The Theuth ribbon contains several utility tools and editing aids.
Use the Converter button to toggle the side task pane.
The Code button shows you the
code (decimal, hexadecimal and corresponding glyph when available) of the character before
the cursor in your document; the Change codes button can be used to quickly change a set
of codes into another in current document.
It has some presets, e.g. for converting all the Greek characters shared between Modern
and Ancient Greek regions in Unicode, or to change a set of quotes into another, etc.
You can define your own sets by simply typing one or more codes in the input box
(prepend + to a code if you want to type it in its hexadecimal format) and separating
them with a comma.

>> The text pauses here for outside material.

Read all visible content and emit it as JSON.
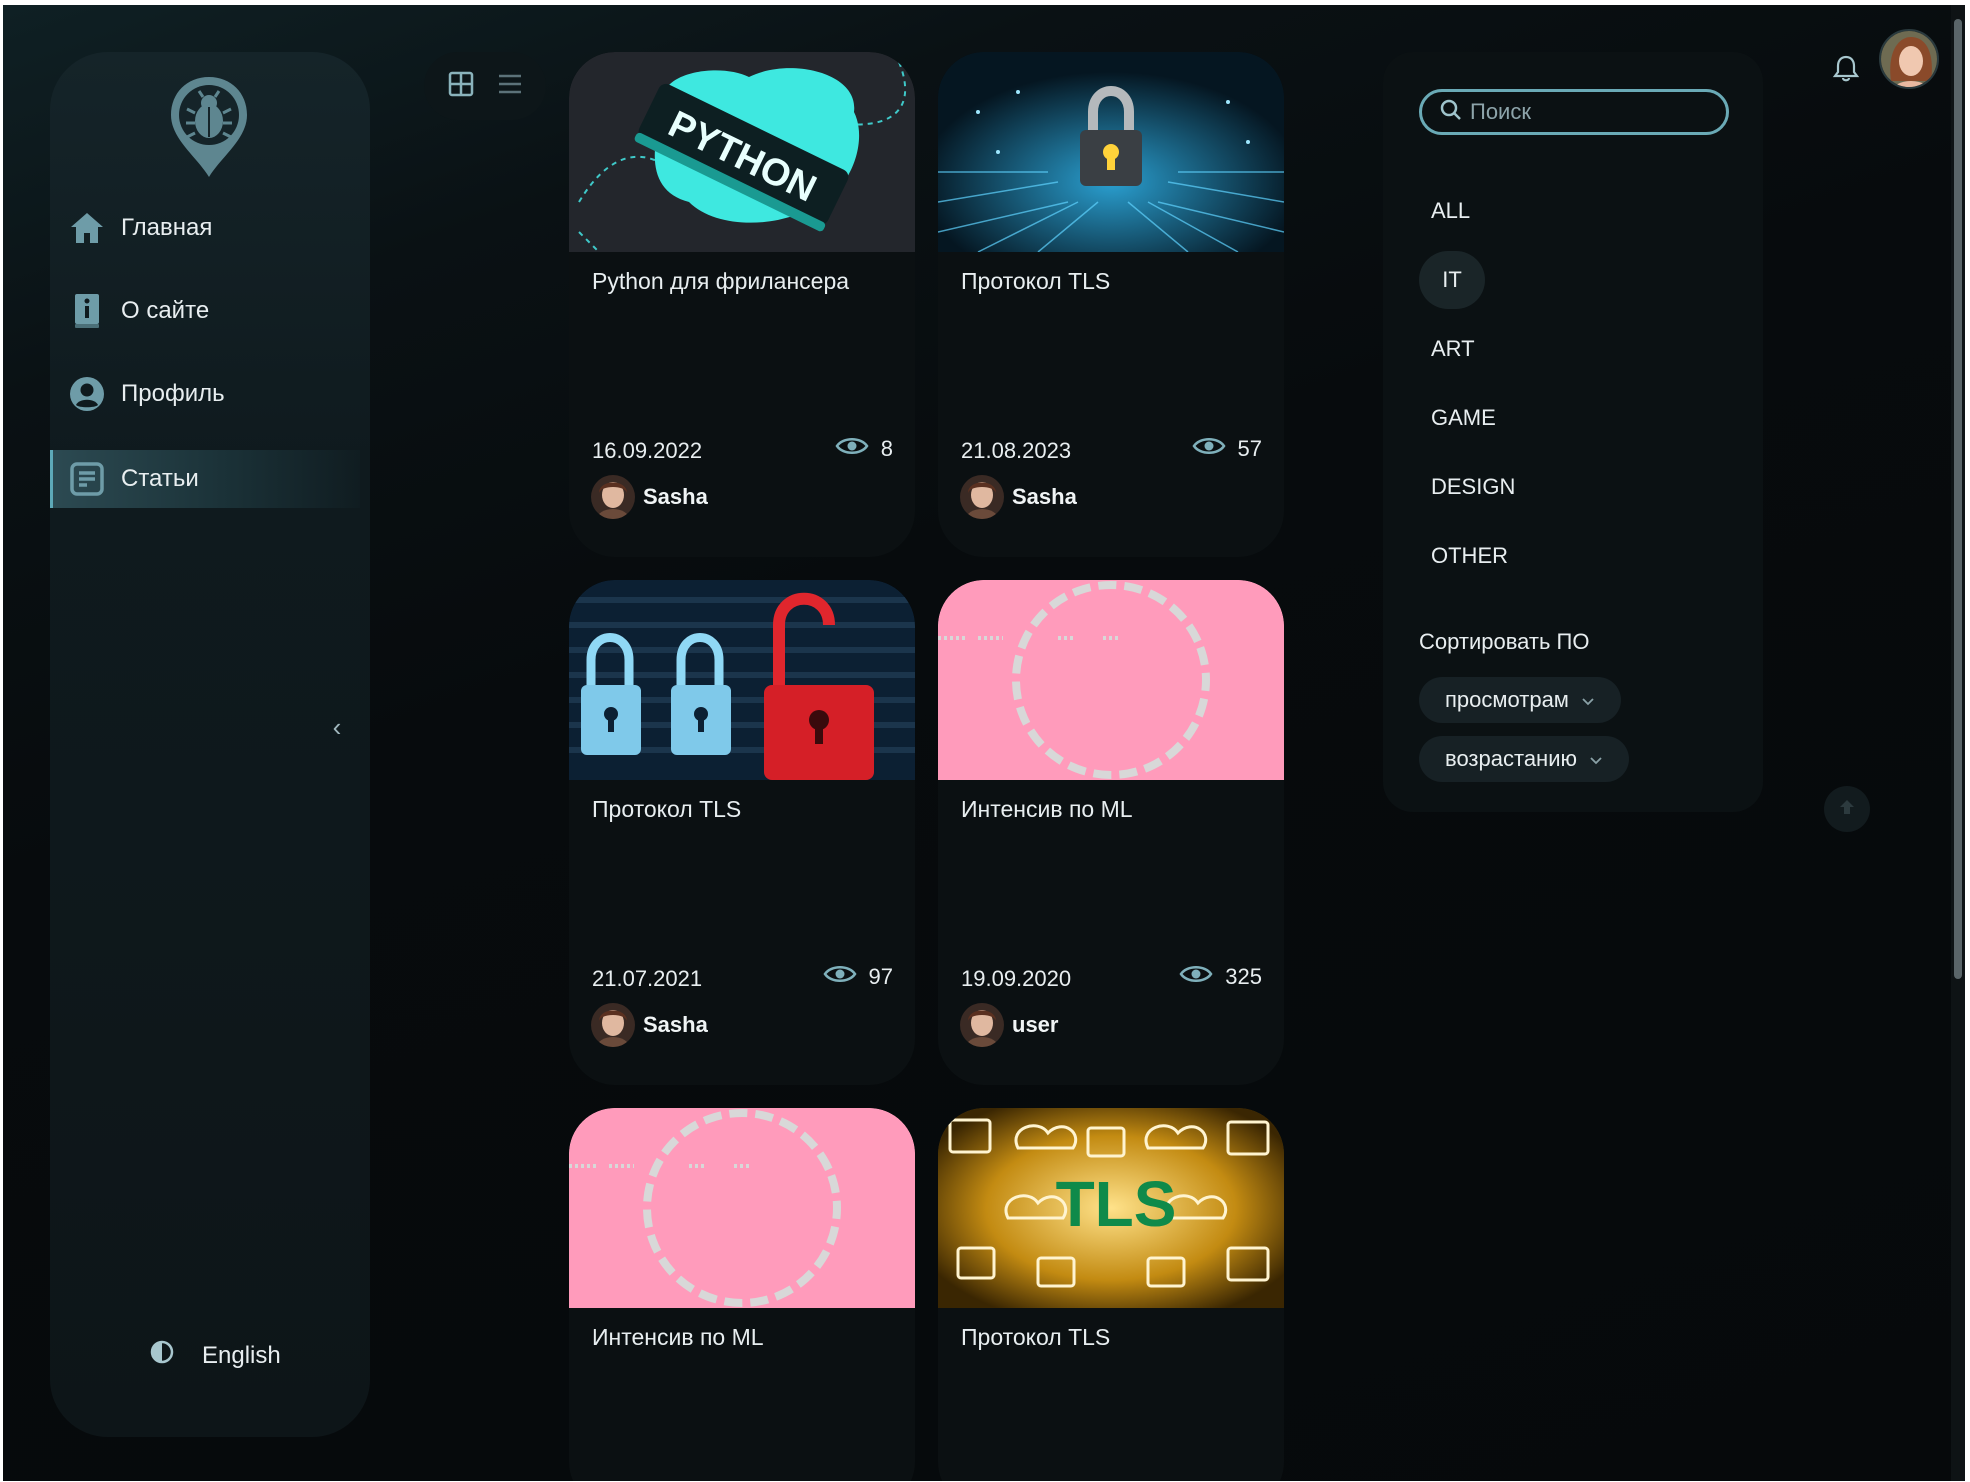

You then enter the corresponding codes which replace them in the output box.
The Change font button allows you to quickly replace a font
with another in your document: just select the source and target font (or type their names)
in the dropdown boxes and click it. Of course this is useful only when the fonts share the
same encoding: use the converter functions if you want to convert a Greek font with arbitrary
encoding into Unicode or another font, or vice versa.
The Find regex button can be used to find, replace or mark text in
the current document using
You can type a regular expression in the dialog and choose one of the search modes:
find to just find the next match, replace to replace all the matches from cursor
position with the specified value, and mark to apply the selected style to all
the matches from cursor position.
The Test pane in this dialog allows you to quickly test your regular expression
against some text. Just type some test text in the top box and click the find button
to find matches into it (they will be highlighted in red) or the replace button
to replace all the matches with the specified value.
Use these buttons to add or remove a diacritic from the character before the cursor in
the current document. These editing functions work for any Unicode-based font, and
are based onto the converter engine (essentially adding a smooth breathing to an alpha is
implemented as converting from an alpha to an alpha with smooth breathing). Theuth is
smart enough to combine your diacritics in any order or to remove the incompatible ones
(e.g. if you add a circumflex accent to a character bearing the acute the latter will
be replaced by the former).
In the same box you find the symbol dropdown list, which contains the most useful
Unicode symbols for Classic texts, and also allows you to type any Unicode character from
its code: just type a code (decimal or hexadecimal preceded by +) and press Enter,
and the corresponding character will be inserted at cursor position in the active
This group controls Theuth hotkeys, which assign some keys combinations to Theuth
diacritics editing functions. As you know, the typical way of typing Unicode polytonic Greek
is using a keyboard layout, but I find not too attracting having to type the diacritics
before the letter. Previous versions of Theuth (VBA-based) allowed you to assign some keyboard
shortcuts to each diacritic to toggle it on any Greek letter, but with the new addin
model (which yet is much more robust and powerful) this is no more possible.
So I'm adopting a trick using global keyboard hooks but as Word has no knowledge of
them you should first ensure that you are not using Word shortcuts, or to remove
them before assigning the same keys to a Theuth function or both will be
triggered. Anyway, you can enable or disable these bindings by checking the
corresponding option, and above all you can fully customize the bindings clicking the
Define button: select the function you want to assign one or more hotkeys to
from the function dropdown list and click the add button, then press
on your keyboard the combination of keys you desire. To remove a combination just select
it in the list and hit Delete on your keyboard. You can also save your hotkeys to an
external XML file to restore them later in another computer clicking the Load button.
Any change you make to the hotkeys is automatically saved by Word on exit and every
user of the same computer can use his own hotkeys. The default hotkeys are the ones
I'm used to on my US keyboard. Just remember that Word is not aware of these hotkeys
as they are implemented with a 'trick', so if you choose a hotkey which is already
assigned to some Word command you must first remove this assignment (click the orb button
and choose Word Options, Customize, Customize button - keyboard shortcuts) or both Theuth
and Word will react to the same hotkey.